However, after losing only a handful of clients and finding others along the way, there seemed to be a light at the end of the tunnel. However, other issues became apparent. Issues with trust and outright wantonness to win no matter the cost took hold. Because our organization’s traditional audience had changed over time, we actually created a separate division of our company to target our prior audience and to compete with the organization that was birthed out of that corporate coup. It was a move to ensure that we could still beat “them.” But, it highlighted a blind spot. We wanted to implement a simplified service offering – but because we wanted the best for our customers – we struggled to “dumb down” our services and limit them for small clientele. We ended up offering the exact same services we offered our larger customers but at nearly 1/3 or 1/4 of the cost! And really, we only did it to compete with the other organization and to keep leads so they wouldn’t get them. It was a strategic error because we were blinded by our own wrath.

In the moment – I’d lie if I said I wasn’t onboard.
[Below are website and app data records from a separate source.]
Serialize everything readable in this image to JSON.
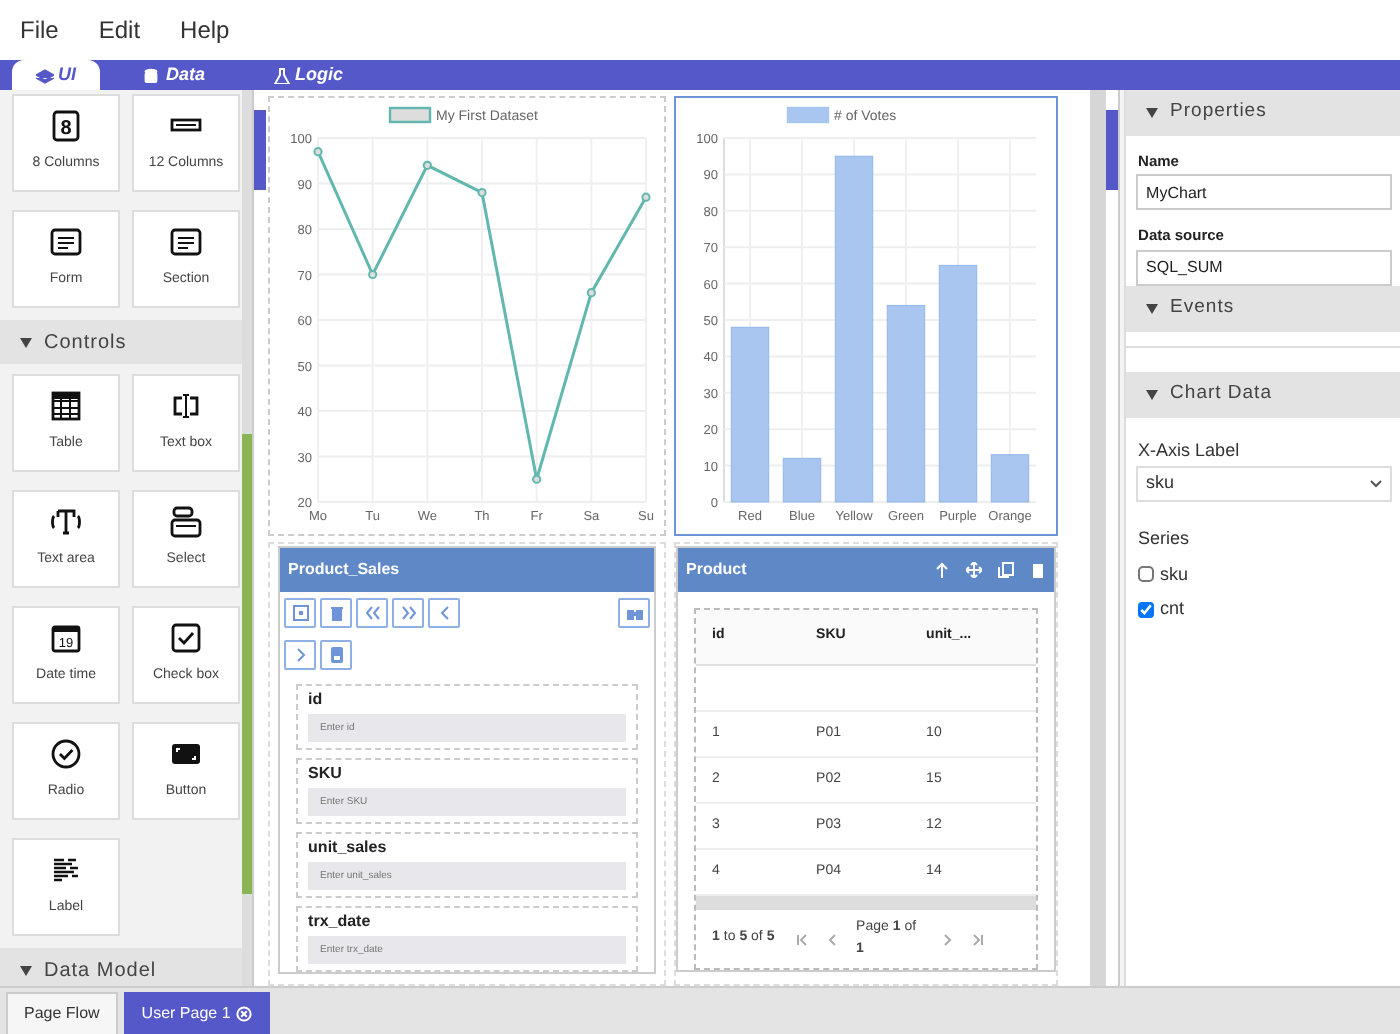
{
  "menu": [
    "File",
    "Edit",
    "Help"
  ],
  "top_tabs": [
    {
      "label": "UI",
      "selected": true
    },
    {
      "label": "Data",
      "selected": false
    },
    {
      "label": "Logic",
      "selected": false
    }
  ],
  "palette": {
    "items": [
      {
        "label": "8 Columns",
        "icon_text": "8"
      },
      {
        "label": "12 Columns"
      },
      {
        "label": "Form"
      },
      {
        "label": "Section"
      }
    ],
    "sections": [
      {
        "title": "Controls",
        "expanded": true,
        "items": [
          {
            "label": "Table"
          },
          {
            "label": "Text box"
          },
          {
            "label": "Text area"
          },
          {
            "label": "Select"
          },
          {
            "label": "Date time",
            "icon_text": "19"
          },
          {
            "label": "Check box"
          },
          {
            "label": "Radio"
          },
          {
            "label": "Button"
          },
          {
            "label": "Label"
          }
        ]
      },
      {
        "title": "Data Model",
        "expanded": true
      }
    ]
  },
  "charts": [
    {
      "selected": false,
      "chart_data": {
        "type": "line",
        "categories": [
          "Mo",
          "Tu",
          "We",
          "Th",
          "Fr",
          "Sa",
          "Su"
        ],
        "grid": true,
        "series": [
          {
            "name": "My First Dataset",
            "color": "#62b8ae",
            "marker": true,
            "values": [
              97,
              70,
              94,
              88,
              25,
              66,
              87
            ]
          }
        ],
        "ylim": [
          20,
          100
        ],
        "yticks": [
          20,
          30,
          40,
          50,
          60,
          70,
          80,
          90,
          100
        ]
      }
    },
    {
      "selected": true,
      "chart_data": {
        "type": "bar",
        "categories": [
          "Red",
          "Blue",
          "Yellow",
          "Green",
          "Purple",
          "Orange"
        ],
        "grid": true,
        "series": [
          {
            "name": "# of Votes",
            "color": "#a8c6ef",
            "values": [
              48,
              12,
              95,
              54,
              65,
              13
            ]
          }
        ],
        "ylim": [
          0,
          100
        ],
        "yticks": [
          0,
          10,
          20,
          30,
          40,
          50,
          60,
          70,
          80,
          90,
          100
        ]
      }
    }
  ],
  "form": {
    "title": "Product_Sales",
    "fields": [
      {
        "label": "id",
        "placeholder": "Enter id"
      },
      {
        "label": "SKU",
        "placeholder": "Enter SKU"
      },
      {
        "label": "unit_sales",
        "placeholder": "Enter unit_sales"
      },
      {
        "label": "trx_date",
        "placeholder": "Enter trx_date"
      }
    ]
  },
  "table": {
    "title": "Product",
    "columns": [
      "id",
      "SKU",
      "unit_..."
    ],
    "rows": [
      [
        "1",
        "P01",
        "10"
      ],
      [
        "2",
        "P02",
        "15"
      ],
      [
        "3",
        "P03",
        "12"
      ],
      [
        "4",
        "P04",
        "14"
      ]
    ],
    "range": "**1** to **5** of **5**",
    "page": "Page **1** of **1**"
  },
  "properties": {
    "sections": [
      {
        "title": "Properties",
        "expanded": true
      },
      {
        "title": "Events",
        "expanded": true
      },
      {
        "title": "Chart Data",
        "expanded": true
      }
    ],
    "fields": [
      {
        "label": "Name",
        "value": "MyChart"
      },
      {
        "label": "Data source",
        "value": "SQL_SUM"
      }
    ],
    "x_axis": {
      "label": "X-Axis Label",
      "value": "sku"
    },
    "series_label": "Series",
    "series": [
      {
        "label": "sku",
        "checked": false
      },
      {
        "label": "cnt",
        "checked": true
      }
    ]
  },
  "bottom_tabs": [
    {
      "label": "Page Flow",
      "selected": false,
      "closable": false
    },
    {
      "label": "User Page 1",
      "selected": true,
      "closable": true
    }
  ]
}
Yes – let’s go after their market. Let’s go beat them. I’m not one to go down without a fight, and that’s exactly how we saw things – a fight. I felt as if we – and I – had been personally disrespected. But now – years later – it’s easy to see the mistake. The corporate visions were different. Goals – different. People – different. Structure – different. It would have been perfectly ok for us to be us and them to be them. We didn’t need to try to be them to beat them. If we simply would have focused on being the best version of ourselves, I’d venture to say that the business could have been incredibly successful.

At this point I have to tell another story – not because it directly relates to “wrath in marketing,” but it does relate to how interpersonal relationships can affect marketing. So we’ll call this “interpersonal wrath in marketing.”
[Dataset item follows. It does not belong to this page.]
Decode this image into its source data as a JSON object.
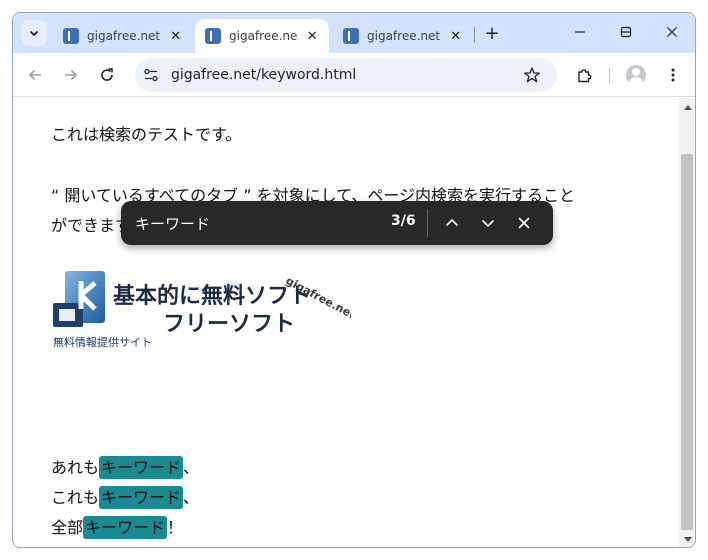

It was my first day on a new job, and one of the other members of the team walked in my office and said “Who are you?” I stated my name and told this person my new role in marketing. He then proceeded to use some colorful language to describe my inadequacies – you didn’t go to a tier 1 school, hadn’t worked in this industry and expressed doubt in the fact that I even knew what I was doing. He finished by saying, “I can’t believe they [leadership] wasted a budget line on you.” Wow. Talk about rolling out the red carpet for a new staff member.

My first inclination was to get mad. And I did. I wouldn’t even look at the guy when he went down the hallway near me. No one had ever spoken to me that way. My pride took a hit for sure, and if he was a bit younger, it might have become a West Side Story showdown.
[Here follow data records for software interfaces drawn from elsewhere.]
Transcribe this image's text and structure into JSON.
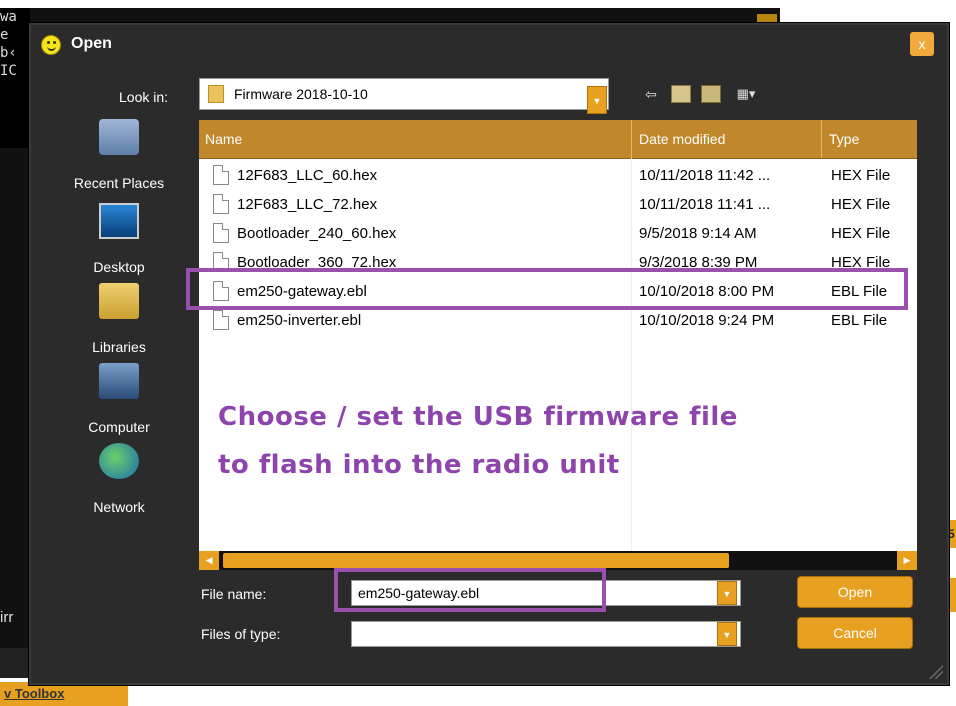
{
  "background": {
    "console_lines": [
      "wa",
      "e",
      "",
      "b‹",
      "IC"
    ],
    "left_label": "irr",
    "right_tab": "5",
    "toolbox_link": "v Toolbox"
  },
  "dialog": {
    "title": "Open",
    "close_label": "x",
    "look_in_label": "Look in:",
    "look_in_value": "Firmware 2018-10-10",
    "toolbar_icons": [
      "back-icon",
      "up-folder-icon",
      "new-folder-icon",
      "view-menu-icon"
    ],
    "places": [
      {
        "label": "Recent Places",
        "icon": "recent-places-icon"
      },
      {
        "label": "Desktop",
        "icon": "desktop-icon"
      },
      {
        "label": "Libraries",
        "icon": "libraries-icon"
      },
      {
        "label": "Computer",
        "icon": "computer-icon"
      },
      {
        "label": "Network",
        "icon": "network-icon"
      }
    ],
    "columns": [
      "Name",
      "Date modified",
      "Type"
    ],
    "files": [
      {
        "name": "12F683_LLC_60.hex",
        "date": "10/11/2018 11:42 ...",
        "type": "HEX File"
      },
      {
        "name": "12F683_LLC_72.hex",
        "date": "10/11/2018 11:41 ...",
        "type": "HEX File"
      },
      {
        "name": "Bootloader_240_60.hex",
        "date": "9/5/2018 9:14 AM",
        "type": "HEX File"
      },
      {
        "name": "Bootloader_360_72.hex",
        "date": "9/3/2018 8:39 PM",
        "type": "HEX File"
      },
      {
        "name": "em250-gateway.ebl",
        "date": "10/10/2018 8:00 PM",
        "type": "EBL File"
      },
      {
        "name": "em250-inverter.ebl",
        "date": "10/10/2018 9:24 PM",
        "type": "EBL File"
      }
    ],
    "annotation_line1": "Choose / set the USB firmware file",
    "annotation_line2": "to flash into the radio unit",
    "file_name_label": "File name:",
    "file_name_value": "em250-gateway.ebl",
    "files_of_type_label": "Files of type:",
    "files_of_type_value": "",
    "open_button": "Open",
    "cancel_button": "Cancel"
  },
  "colors": {
    "accent": "#e8a020",
    "highlight": "#9b4fae",
    "annotation": "#8e44ad"
  }
}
But, over the course of the next few years, I learned three things. The first was that his anger was pointed at me but was not about me. In this organization, there was an “us versus them” mindset. His anger was pointed at others on staff, and I just so happened to be working on the team he wasn’t on. Number two was that I had a lot of unnecessary pride about what I had done up unto that point in my career. But, I actually think it was in this role that I learned that those things don’t matter. You can have 1,000 awards and articles and publications, but the proof isn’t in pride – but in action. And last, anger nor pride won’t help you do the next right best thing. Sure – sometimes people use anger in constructive ways. But that’s not wrath. Wrath is unbridled anger. It blinds. It humiliates. It is simply dangerous.

So – yes – anger can be powerful in marketing. Anger in and of itself – specifically righteous anger – can be a helpful tool in driving results in advertising. It can get people on board and inform consumers about a given wrong – or a perceived wrong. But, wrath in your overall marketing strategy can cause your blind spots to show as well. You can easily point your brand’s “ship” in the wrong direction to hit an invisible target all based on anger. You forget who you – and your business / organization – truly are. But, I would caution you – don’t do that. Brand, voice, messaging – it’s everything. It differentiates you. Turning the ship out of anger or frustration can make your organization the worst version of itself.